The activities will be implemented from 2016-2018 in nine
selected divisions of the Killinochchi, Mullaitivu and Batticaloa districts by Habitat for Humanity. This initiative dovetails on the earlier housing programmes for which the European Union contributed with €50 million in the districts of Killinochchi, Mullaitivu, Mannar, Vavuniya and Batticaloa.

Speaking during the signing of the project, Ambassador of the Delegation of the European Union to Sri Lanka and the Maldives, David Daly said, “The project contributes to a sustainable solution for returnee families with the specific objective of improving the living conditions and social cohesion of displaced people, returnees and their host communities. This is not just an infrastructure project, but an initiative that will contribute to livelihood support through skills development and loan facilities to help people build towards a more hopeful future”.

The initiative aims to construct houses for almost 16 000 conflict-affected persons, in cooperation with World Vision Lanka. To minimise debt, vulnerable families will receive supplements for loan repayments. In addition, more than 60 000 people in 60 villages will be supported through financial, disaster preparedness and construction trainings.

To provide more holistic development support and increase livelihood opportunities, Habitat for Humanity will provide vocational and skills development training to households, persons active in the trade sector and youth in construction related services. This project will also follow a “homeowner driven process” of construction, whereby the selected families will contribute through their own labour towards the reconstruction efforts. The project also provides support to the domestic economy by sourcing all building material locally. The project also aims to safeguard women’s rights by ensuring their participation in community consultation meetings and decision making process.

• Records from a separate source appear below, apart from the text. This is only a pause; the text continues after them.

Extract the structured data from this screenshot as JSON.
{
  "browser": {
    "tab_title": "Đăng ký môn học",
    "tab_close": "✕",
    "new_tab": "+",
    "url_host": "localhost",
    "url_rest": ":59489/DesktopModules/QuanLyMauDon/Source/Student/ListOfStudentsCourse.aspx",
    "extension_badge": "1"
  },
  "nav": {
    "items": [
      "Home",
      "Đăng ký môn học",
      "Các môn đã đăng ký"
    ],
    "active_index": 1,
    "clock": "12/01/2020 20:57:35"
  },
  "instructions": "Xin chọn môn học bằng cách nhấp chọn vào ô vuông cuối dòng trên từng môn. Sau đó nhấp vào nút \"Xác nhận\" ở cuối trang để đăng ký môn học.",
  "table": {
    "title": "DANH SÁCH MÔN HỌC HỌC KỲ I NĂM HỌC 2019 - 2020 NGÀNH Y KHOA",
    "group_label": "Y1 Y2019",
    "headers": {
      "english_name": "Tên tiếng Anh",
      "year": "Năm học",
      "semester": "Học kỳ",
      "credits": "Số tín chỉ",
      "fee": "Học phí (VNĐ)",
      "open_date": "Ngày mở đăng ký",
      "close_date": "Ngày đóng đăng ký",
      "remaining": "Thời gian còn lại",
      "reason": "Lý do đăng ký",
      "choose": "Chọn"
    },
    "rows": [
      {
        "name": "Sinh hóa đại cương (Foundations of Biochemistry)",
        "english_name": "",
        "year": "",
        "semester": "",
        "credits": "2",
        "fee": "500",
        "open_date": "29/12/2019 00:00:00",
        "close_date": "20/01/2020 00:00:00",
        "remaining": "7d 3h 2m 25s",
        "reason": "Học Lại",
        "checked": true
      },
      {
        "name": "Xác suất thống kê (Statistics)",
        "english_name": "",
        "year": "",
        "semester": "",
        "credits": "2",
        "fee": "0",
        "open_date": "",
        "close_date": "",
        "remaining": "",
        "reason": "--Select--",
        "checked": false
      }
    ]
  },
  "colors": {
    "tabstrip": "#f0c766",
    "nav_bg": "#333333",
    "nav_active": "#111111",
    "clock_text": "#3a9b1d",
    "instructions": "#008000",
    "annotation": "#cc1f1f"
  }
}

“At Habitat for Humanity, we believe that housing is not a product but a process. It is not enough to build houses, we need to turn them into homes and empower homeowners to transition from poverty and dependency to independence and self-sufficiency,” says Greg Foster, Area Vice President for Habitat for Humanity Europe, Middle East and Africa. “This is exactly what we hope to do for the war affected communities in Sri Lanka. We want to show them a way out of poverty and unlock their entrepreneurship.”